Time left long ago. Night was locked up in a security office, day was buried in the back yard. He no longer checks his empty wrist for his watch. Habit had been dragged out screaming with Time. The dim bulb overhead was constant. Timeless. Endless. On.

When he can focus long enough he wonders why he is still here. Why the water hasn’t risen. Or just seeped through. Why he hasn’t just been killed. Sometimes he remembers being taken underground but with so much water coming in, he chooses to reject this. It doesn’t make sense. He prefers to think he is under the sea.
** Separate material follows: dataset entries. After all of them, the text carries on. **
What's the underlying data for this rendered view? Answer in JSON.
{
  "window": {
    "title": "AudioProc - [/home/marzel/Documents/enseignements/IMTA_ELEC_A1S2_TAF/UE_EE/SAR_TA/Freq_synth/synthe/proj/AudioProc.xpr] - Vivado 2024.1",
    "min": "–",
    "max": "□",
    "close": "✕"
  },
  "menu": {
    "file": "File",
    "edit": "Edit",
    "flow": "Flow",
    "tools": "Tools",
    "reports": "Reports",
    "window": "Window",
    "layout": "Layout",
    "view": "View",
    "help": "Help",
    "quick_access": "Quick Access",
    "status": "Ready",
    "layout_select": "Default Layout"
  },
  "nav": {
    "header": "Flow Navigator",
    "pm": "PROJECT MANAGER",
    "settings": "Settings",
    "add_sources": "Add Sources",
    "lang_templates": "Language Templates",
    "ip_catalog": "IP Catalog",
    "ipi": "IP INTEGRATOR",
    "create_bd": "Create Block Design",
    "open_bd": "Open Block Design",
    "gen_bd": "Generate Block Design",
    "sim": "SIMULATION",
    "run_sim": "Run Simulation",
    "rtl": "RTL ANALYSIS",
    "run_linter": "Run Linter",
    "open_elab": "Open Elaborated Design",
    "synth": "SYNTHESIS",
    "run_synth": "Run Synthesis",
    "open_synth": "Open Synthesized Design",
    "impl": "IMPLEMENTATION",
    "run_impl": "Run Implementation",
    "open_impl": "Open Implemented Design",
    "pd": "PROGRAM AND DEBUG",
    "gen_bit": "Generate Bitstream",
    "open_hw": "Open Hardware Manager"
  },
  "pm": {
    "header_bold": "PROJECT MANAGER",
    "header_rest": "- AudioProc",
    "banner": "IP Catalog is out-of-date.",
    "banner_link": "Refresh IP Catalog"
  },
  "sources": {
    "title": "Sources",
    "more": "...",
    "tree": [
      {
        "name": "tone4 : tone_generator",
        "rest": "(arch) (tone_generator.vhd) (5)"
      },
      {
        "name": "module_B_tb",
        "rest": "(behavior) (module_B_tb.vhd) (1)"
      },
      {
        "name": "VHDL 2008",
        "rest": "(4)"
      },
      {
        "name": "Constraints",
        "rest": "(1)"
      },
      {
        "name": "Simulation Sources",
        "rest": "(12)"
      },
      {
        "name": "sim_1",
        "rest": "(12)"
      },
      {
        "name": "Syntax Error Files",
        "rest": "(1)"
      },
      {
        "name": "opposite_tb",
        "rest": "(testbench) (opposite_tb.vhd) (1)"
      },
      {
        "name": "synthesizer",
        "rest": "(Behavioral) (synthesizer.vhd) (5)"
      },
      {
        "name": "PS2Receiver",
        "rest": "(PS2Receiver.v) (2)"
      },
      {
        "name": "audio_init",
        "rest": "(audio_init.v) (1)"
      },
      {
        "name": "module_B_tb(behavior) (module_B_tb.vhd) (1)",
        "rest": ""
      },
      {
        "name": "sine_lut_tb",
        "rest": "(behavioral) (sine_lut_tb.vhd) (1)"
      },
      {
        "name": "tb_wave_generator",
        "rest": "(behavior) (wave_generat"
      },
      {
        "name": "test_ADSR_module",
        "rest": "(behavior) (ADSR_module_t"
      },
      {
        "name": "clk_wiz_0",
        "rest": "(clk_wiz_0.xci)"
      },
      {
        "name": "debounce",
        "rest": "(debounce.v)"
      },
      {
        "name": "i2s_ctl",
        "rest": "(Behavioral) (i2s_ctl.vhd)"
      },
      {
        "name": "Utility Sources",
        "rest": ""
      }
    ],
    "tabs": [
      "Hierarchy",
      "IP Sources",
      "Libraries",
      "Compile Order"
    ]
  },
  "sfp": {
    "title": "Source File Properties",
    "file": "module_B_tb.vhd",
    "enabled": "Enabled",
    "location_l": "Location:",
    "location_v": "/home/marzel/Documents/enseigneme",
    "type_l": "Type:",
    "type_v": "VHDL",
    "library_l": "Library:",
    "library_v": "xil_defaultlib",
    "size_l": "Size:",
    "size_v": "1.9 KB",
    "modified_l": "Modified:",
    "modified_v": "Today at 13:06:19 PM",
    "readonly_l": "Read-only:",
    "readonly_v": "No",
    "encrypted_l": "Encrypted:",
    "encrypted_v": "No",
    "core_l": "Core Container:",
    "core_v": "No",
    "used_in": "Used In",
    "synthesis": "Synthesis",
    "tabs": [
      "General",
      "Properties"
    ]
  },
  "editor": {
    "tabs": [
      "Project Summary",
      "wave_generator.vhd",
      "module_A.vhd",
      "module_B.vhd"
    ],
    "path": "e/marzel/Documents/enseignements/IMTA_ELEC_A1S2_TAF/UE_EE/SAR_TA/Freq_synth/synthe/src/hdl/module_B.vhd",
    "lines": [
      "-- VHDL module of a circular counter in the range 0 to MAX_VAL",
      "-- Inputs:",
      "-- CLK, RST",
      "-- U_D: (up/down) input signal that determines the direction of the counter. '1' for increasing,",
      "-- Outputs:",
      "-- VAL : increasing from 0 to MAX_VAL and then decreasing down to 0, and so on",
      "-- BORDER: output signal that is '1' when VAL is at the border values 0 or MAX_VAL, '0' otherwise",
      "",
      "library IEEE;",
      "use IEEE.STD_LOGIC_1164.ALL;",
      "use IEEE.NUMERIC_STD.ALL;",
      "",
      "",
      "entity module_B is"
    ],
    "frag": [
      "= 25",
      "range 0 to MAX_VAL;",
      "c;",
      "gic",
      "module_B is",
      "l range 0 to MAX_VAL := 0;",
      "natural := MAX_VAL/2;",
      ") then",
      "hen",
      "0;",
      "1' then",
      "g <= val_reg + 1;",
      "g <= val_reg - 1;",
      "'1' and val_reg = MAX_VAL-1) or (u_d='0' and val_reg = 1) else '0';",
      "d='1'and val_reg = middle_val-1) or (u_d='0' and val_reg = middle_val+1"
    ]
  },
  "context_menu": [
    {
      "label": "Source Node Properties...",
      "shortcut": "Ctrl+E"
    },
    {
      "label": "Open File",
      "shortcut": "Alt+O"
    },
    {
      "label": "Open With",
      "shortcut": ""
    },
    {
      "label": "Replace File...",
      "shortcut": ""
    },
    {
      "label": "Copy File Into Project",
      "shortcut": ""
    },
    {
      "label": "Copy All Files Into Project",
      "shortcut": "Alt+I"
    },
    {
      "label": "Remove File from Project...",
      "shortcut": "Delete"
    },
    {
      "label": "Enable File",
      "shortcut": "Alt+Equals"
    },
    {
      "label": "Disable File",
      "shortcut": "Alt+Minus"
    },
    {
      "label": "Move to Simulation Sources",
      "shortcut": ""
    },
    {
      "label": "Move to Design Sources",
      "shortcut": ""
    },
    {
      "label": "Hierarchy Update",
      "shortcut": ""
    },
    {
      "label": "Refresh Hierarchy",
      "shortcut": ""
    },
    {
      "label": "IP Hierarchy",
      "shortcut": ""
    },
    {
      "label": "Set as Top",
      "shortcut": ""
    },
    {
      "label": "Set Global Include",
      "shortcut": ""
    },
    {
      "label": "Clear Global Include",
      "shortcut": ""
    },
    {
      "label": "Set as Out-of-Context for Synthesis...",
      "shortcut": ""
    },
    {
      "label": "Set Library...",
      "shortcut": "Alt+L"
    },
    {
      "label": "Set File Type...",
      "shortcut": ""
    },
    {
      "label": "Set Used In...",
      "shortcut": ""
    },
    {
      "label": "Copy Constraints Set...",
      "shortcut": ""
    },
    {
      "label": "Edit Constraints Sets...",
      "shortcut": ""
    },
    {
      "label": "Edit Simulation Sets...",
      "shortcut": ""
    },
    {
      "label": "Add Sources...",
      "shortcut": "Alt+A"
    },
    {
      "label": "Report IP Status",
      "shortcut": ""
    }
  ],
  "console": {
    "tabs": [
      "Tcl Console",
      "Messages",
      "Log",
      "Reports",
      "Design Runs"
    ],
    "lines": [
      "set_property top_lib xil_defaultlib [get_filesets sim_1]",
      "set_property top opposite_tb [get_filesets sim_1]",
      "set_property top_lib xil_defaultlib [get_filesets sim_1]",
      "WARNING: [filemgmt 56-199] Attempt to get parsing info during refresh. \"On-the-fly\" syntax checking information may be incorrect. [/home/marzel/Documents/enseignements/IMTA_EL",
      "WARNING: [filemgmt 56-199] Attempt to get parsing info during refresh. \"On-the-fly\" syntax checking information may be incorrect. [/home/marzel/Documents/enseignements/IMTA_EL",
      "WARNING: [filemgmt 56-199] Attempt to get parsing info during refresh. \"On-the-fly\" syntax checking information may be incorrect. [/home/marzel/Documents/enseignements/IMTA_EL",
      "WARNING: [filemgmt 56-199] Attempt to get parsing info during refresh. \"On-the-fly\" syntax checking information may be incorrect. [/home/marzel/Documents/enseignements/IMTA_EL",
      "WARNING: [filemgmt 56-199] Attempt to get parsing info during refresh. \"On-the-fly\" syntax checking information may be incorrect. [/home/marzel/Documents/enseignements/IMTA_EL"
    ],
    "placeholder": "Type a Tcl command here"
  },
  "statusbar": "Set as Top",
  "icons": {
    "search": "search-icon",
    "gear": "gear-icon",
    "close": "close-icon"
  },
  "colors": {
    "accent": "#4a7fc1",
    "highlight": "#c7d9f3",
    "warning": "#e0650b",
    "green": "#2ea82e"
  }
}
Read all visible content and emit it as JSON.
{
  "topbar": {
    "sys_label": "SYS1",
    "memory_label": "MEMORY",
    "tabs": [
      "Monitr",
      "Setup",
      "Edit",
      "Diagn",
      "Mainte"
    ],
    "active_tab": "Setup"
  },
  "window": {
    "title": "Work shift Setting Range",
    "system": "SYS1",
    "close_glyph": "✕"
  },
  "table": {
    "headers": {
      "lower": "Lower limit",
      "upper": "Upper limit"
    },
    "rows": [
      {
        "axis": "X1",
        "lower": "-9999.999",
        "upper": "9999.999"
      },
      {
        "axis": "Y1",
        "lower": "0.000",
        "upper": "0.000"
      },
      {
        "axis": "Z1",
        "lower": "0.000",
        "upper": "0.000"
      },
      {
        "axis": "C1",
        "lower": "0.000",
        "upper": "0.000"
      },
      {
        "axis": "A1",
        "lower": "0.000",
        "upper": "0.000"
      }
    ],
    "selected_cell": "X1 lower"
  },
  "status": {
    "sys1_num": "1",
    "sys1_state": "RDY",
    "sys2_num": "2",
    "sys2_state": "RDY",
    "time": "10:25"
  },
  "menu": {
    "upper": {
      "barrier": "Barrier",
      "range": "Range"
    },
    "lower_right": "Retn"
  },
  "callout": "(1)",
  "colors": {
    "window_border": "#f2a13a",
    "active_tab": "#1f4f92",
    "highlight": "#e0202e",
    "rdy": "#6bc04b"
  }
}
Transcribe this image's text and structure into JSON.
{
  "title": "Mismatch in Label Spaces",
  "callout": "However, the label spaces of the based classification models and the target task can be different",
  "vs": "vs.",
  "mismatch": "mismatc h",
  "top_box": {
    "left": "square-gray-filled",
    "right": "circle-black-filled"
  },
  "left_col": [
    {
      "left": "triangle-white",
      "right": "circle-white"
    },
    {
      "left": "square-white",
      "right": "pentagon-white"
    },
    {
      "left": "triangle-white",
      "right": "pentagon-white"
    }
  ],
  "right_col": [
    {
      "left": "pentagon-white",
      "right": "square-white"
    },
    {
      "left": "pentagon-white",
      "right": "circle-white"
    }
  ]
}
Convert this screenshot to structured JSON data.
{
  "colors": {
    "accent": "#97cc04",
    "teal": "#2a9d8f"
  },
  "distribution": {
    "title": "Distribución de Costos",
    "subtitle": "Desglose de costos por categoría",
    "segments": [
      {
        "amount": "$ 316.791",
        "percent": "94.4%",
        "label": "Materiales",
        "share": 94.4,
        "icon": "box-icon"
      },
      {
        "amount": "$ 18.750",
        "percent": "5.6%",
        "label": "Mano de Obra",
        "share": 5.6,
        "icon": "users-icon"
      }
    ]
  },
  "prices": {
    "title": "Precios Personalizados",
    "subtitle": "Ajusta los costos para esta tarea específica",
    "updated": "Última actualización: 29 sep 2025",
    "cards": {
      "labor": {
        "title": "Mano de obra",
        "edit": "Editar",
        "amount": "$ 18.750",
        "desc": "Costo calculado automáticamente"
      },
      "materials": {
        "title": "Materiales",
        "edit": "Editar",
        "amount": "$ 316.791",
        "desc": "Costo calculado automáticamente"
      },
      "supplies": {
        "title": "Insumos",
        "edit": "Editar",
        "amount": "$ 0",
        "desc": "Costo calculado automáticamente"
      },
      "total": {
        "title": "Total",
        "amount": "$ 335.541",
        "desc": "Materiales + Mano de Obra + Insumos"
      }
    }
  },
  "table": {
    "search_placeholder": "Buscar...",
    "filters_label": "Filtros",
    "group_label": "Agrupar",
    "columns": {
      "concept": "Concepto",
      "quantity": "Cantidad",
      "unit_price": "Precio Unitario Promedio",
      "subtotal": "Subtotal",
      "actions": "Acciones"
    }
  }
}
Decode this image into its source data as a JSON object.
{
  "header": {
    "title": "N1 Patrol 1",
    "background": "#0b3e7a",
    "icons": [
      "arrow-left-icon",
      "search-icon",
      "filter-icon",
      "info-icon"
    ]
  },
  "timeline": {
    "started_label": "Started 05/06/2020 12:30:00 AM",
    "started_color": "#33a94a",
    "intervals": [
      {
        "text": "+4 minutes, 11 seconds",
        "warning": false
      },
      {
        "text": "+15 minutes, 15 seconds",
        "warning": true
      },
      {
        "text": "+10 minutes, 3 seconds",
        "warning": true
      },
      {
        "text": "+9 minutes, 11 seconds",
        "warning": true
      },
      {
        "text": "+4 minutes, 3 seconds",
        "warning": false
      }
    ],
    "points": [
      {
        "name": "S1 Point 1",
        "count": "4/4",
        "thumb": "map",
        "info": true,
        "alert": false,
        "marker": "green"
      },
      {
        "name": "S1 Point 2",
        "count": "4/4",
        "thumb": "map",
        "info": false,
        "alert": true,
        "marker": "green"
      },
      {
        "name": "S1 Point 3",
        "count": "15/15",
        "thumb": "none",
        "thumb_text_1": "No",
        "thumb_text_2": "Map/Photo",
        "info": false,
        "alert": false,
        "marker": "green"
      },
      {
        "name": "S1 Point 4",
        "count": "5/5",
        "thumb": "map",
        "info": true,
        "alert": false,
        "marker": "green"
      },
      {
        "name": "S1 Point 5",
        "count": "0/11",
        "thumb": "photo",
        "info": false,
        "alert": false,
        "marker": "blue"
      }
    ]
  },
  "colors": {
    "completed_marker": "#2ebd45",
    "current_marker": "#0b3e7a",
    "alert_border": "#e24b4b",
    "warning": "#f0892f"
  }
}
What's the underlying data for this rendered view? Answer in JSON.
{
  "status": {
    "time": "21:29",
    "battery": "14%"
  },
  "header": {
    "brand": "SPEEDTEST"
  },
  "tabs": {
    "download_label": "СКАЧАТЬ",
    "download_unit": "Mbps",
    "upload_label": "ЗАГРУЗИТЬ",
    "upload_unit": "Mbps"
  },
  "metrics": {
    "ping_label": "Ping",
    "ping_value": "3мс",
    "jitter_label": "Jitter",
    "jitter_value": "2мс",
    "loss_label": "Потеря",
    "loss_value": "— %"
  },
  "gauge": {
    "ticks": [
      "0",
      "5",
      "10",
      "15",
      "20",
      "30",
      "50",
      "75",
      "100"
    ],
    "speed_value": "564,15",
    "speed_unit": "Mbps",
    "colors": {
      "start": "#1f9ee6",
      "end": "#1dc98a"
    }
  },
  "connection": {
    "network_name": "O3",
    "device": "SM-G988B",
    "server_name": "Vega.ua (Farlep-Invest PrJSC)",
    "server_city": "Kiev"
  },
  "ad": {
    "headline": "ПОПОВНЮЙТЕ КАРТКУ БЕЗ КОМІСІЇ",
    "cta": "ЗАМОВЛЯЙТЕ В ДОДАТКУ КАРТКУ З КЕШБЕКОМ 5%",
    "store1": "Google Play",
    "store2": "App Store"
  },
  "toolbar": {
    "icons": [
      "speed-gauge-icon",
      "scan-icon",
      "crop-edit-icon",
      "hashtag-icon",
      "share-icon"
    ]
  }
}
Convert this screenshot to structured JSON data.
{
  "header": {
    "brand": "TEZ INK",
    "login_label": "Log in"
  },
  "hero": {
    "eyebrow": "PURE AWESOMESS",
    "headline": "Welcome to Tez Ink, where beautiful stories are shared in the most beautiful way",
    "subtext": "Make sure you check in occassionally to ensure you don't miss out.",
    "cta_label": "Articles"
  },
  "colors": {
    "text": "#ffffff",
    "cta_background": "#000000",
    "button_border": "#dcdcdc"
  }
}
He doesn’t know when food comes or how. But when he wakes from his sleep, it is there. He doesn’t dream. He’s glad. Dreams offer him, something that isn’t this. He fights the idea there is anything else. How can there be when there isTime. When habit died, Hope followed soon after.

There is no water offered other than that of his physical home. The inch high carpet he wades in. The tears endlessly falling. He wonders why it is not salty. He does not thirst.

There is no window. Why bother when there isn’t even a door. A door would let the ocean it. Or something else, which scared him just as much. Just square stone wall. Sound is dull, unoriginal, repetitive. Drip, drop. Nothing else. A splash maybe if he moves quick enough. He doesn’t speak. No other sound. Once he shouted but it stole so quickly into the walls he was scared his voice would never come back.

And then.

Click. A soft sound.

He didn’t hear it he thinks. But he did.

The gentle noise shakes through his skull echoing a hundred times. Click. And then he sees it. A thin crack in the wall. He can barely see it but it’s there. No. It’s nothing.

He can’t see it.


Time passes.

Then he realises that time has passed. The thought shocks him. How much time? He checks his wrist but there is nothing there. He looks at the wall. Is there a crack?

He tries a foot tentively in the water. He doesn’t like to leave his ledge. The water is expectedly cold. A gentle swirl of water ripples across the room. Like a thought once begun, impossible to stop. He places his other foot in the wet. Slowly he wades to the wall.

He runs his hand across it. Nothing. It is nothing. He pauses. Closes his eyes. Feels the water brushing his ankles, feels the drip of salt less tears drumming against his body. The same things he always feels. And then. Air. Fresh. Different. He places his hand on the wall again. His eyes still closed. It is there. Running down the wall. A thin crack of air.

“No” he says before he can worry about the words. His voice echoes. His fingers scrabble at the crack. Something shimmers in the water. a thin strio of metal. It must have been from his bed. Something flickers in his heart. It hurts. He hates it. He cannot believe it. But it is hope. He bends down and picks up the metal.